I’m more disposed toward reviews of complete cable systems than individual cables, but Nicholas Ripley’s review of Allnic’s clever Zero Loss Technology in the ZL-3000 power cord piqued my interest, so it’s time to try out the flagship.
To recap, Allnic’s ‘Zero Loss Technology’ system was designed to minimise or eliminate signal losses by functionally by-passing three regions where active cable resistances might muster — connection, contact and wire. To overcome resistance issues in connection, many companies deploy a cold-welding system, but Allnic goes in the other direction; welding at 1000°C between terminations and conductor. That way, Allnic can eliminate solder joints or screw-in terminals, which is especially useful in power cord terminations. It also uses a Four Surface Contact IEC receptacle instead of the line contact clips commonly found inside IEC plugs. Both terminations feature beryllium copper, with rubber insulation between the wires for safety at high temperatures (useful in the unlikely event that the cable is in an unprotected open-short state).
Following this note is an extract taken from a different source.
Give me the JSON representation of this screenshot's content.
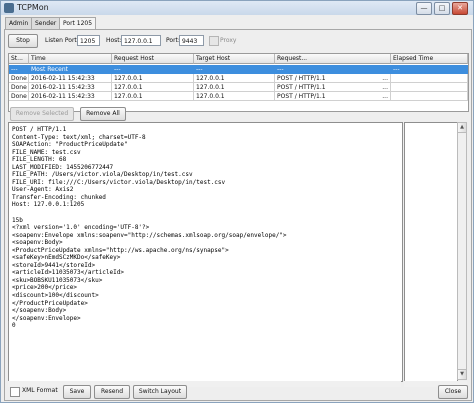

In the cable itself, Allnic uses large gauge nickel-plated oxygen-free copper conductors set in a double-shield of aluminium and nickel-plated alloy and copper mesh rather than conventional screens and shields for the power cords. This was chosen because while copper or silver are fine electrical shields, they are still influenced by magnetic fields; this three-metal shield is less magnetically prone.
Allnic presents the ZL-5000 in the way all good cables should be packaged; kind of like a gift, but not in an overtly ostentatious way. The box is a hefty slip-case with a warranty card and the cable in its own black velvet bag. The cable itself is relatively thick, although by audio-anaconda standards, not so much, and there are no flattened carbon-fibre ducks, 1980s hard drives, or designer soda cans set into the cable. Perhaps this is why although the cable represents the top of Allnic Audio’s power cable range, and has all the trimmings of super-exotic wire, the price is not in the “you can get a new BMW for that much!” level, even if its performance certainly does reach the top tier.
What first strikes you about the Allnic Audio ZL-5000 power cords is just how well-balanced they are. These are impressive performers by dint of being extremely expressive and subtle, but without having any obvious tweaks to the performance of the equipment. If you are rebuilding your system from the cables outward, and doing that step-by-step instead of a single, substantial investment, it’s usually best to start from the amplifier or even preamplifier outward. This is because they are the nerve-centre of every system, and some of the most demanding in power delivery terms. In addition, preamplifiers are the hardest nut to crack in audio, and if a cable gets it right here, it gets usually gets it right throughout. I used the ZL-5000 from the amps on out.
The ZL-5000 maintains a very deft touch on the music, with a strong accent on detail resolution, but not at the expense of warmth or musicality. What I found particularly attractive was the way it could help unmask subtle microdynamic cues in the musical performance, ones that usually lurk at or just below the sonic waterline. Here, quiet finger squeaks can be clearly picked out over the acoustic guitar onslaught of Rodrigo y Gabriella’s ‘Diablo Rojo’ from their eponymous album [ATO]. This recording also highlights the impressive amount of detail these cables deliver (more accurately, the impressive amount of background hash they remove allowing all that detail to shine through). And yet, for all this immediacy and detail, these aren’t overly bright or forward and ‘shiny’ sounding power cables. They are neutral and natural sounding; normally functions that take time to reveal themselves to listeners, especially in the context of a power setting. Here they shine out, but without being overly flashy. That makes them ideal for playing good jazz (of course... Everyone Loves Bill Evans, and almost every system loves to play his music because it sounds so good), but more importantly the ZL-5000 brings that even-handed naturalness to less than natural-sounding music. I played ‘Pale Green Ghosts’ by John Grant (from the album of the same name, Bella Union records) and the lo-fi electronica (all buzzes and bleeps) were given the same honest treatment. There’s almost nothing on the track (Grant’s voice aside) that isn’t electronic or heavily treated so there is no ‘absolute sound’ baseline to check against, but the recording ‘seemed’ more like the real deal than often heard at this price.